8. Stream With DLNA
Your smart TV should be able to stream content via the DLNA (Digital Living Network Alliance) protocol. You can stream media to your television using DLNA from your smartphone or any other device.
However, DRM (Digital Rights Management) characteristics shouldn’t be included in the media files you stream. You could only broadcast your own music and videos, in other words. Netflix-like apps won’t be supported.
Other streaming applications like Local Cast, All Cast, Plex, and others make use of the DLNA capabilities of your TV.

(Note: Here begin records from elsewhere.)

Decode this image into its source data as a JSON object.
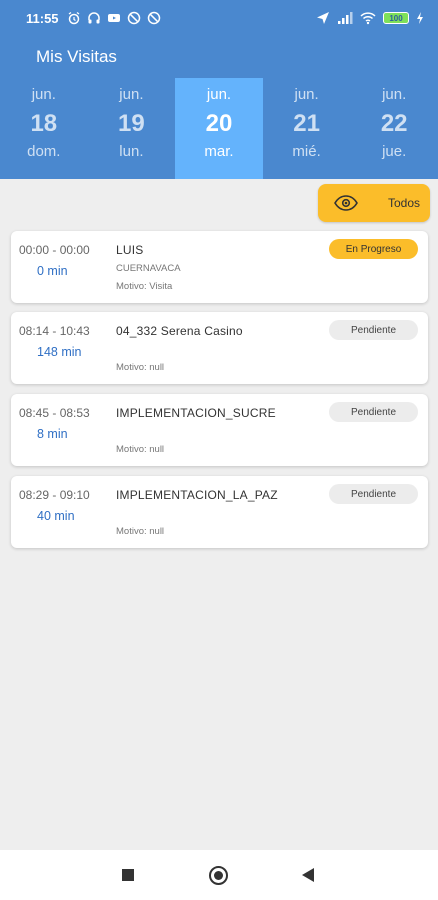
{
  "status": {
    "time": "11:55",
    "battery": "100"
  },
  "app": {
    "title": "Mis Visitas"
  },
  "days": [
    {
      "month": "jun.",
      "day": "18",
      "weekday": "dom.",
      "selected": false
    },
    {
      "month": "jun.",
      "day": "19",
      "weekday": "lun.",
      "selected": false
    },
    {
      "month": "jun.",
      "day": "20",
      "weekday": "mar.",
      "selected": true
    },
    {
      "month": "jun.",
      "day": "21",
      "weekday": "mié.",
      "selected": false
    },
    {
      "month": "jun.",
      "day": "22",
      "weekday": "jue.",
      "selected": false
    }
  ],
  "filter": {
    "label": "Todos",
    "icon": "eye-icon"
  },
  "visits": [
    {
      "time": "00:00 - 00:00",
      "duration": "0 min",
      "title": "LUIS",
      "subtitle": "CUERNAVACA",
      "motivo": "Motivo: Visita",
      "status": "En Progreso"
    },
    {
      "time": "08:14 - 10:43",
      "duration": "148 min",
      "title": "04_332  Serena Casino",
      "subtitle": "",
      "motivo": "Motivo: null",
      "status": "Pendiente"
    },
    {
      "time": "08:45 - 08:53",
      "duration": "8 min",
      "title": "IMPLEMENTACION_SUCRE",
      "subtitle": "",
      "motivo": "Motivo: null",
      "status": "Pendiente"
    },
    {
      "time": "08:29 - 09:10",
      "duration": "40 min",
      "title": "IMPLEMENTACION_LA_PAZ",
      "subtitle": "",
      "motivo": "Motivo: null",
      "status": "Pendiente"
    }
  ],
  "colors": {
    "primary": "#4a88cf",
    "selected_day": "#64b3fc",
    "accent": "#fbbd2a",
    "duration": "#2f6fc4"
  }
}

Media management software called Plex also has DLNA streaming capabilities. Your computer’s Plex server can store videos, music, or photos and stream those files to your TV. Look through your library using the Plex mobile app, select the media files you want to stream, and then send them to your TV using DLNA or Chromecast.
Why Go “Wired” in the Age of “Wireless”?
It may seem unusual and needless to insist on having wired connections in the modern era of wireless technologies and devices. However, wired connections offer an advantage over wireless technologies in several aspects, which keeps them current. The advantages of wired connections include the following:
- Low latency: Low latency is a hardwired connection’s hallmark. In other words, the lag is significantly decreased if you connect your smartphone to your TV via wires rather than wirelessly.
- No signal issues: You need a strong, dependable Wi-Fi signal in your area for wireless phone-to-TV connections to function. In order to avoid potential connection problems and streaming hiccups, a cable connection is advised if you don’t have Wi-Fi or if your wireless signals are poor.
- Less complex: There are several wireless connections you may make between your phone and TV. Apple products operate in a unique way. There is a Chromecast from Google. Additionally, OEMs like Samsung are releasing proprietary technology. It might be challenging to stay current with all of these varied requirements. Although laborious, wired connections are rather easy to set up.
The HDMI port is required for quite a few of the aforementioned ways to connect your phone to your TV. For instance, the HDMI connector on your TV accepts the HDMI dongle that you use to wirelessly connect your two devices and stream media. In other words, even if you can do without the HDMI cord, the HDMI port is still frequently needed.
However, you may connect your phone to your TV without using an HDMI wire. Consider using the very powerful but underappreciated MHL technology if you prefer to keep things conventional and cannot stand lag times of even a few milliseconds between your phone and TV. Numerous wireless techniques are available if you wish to do away with cords.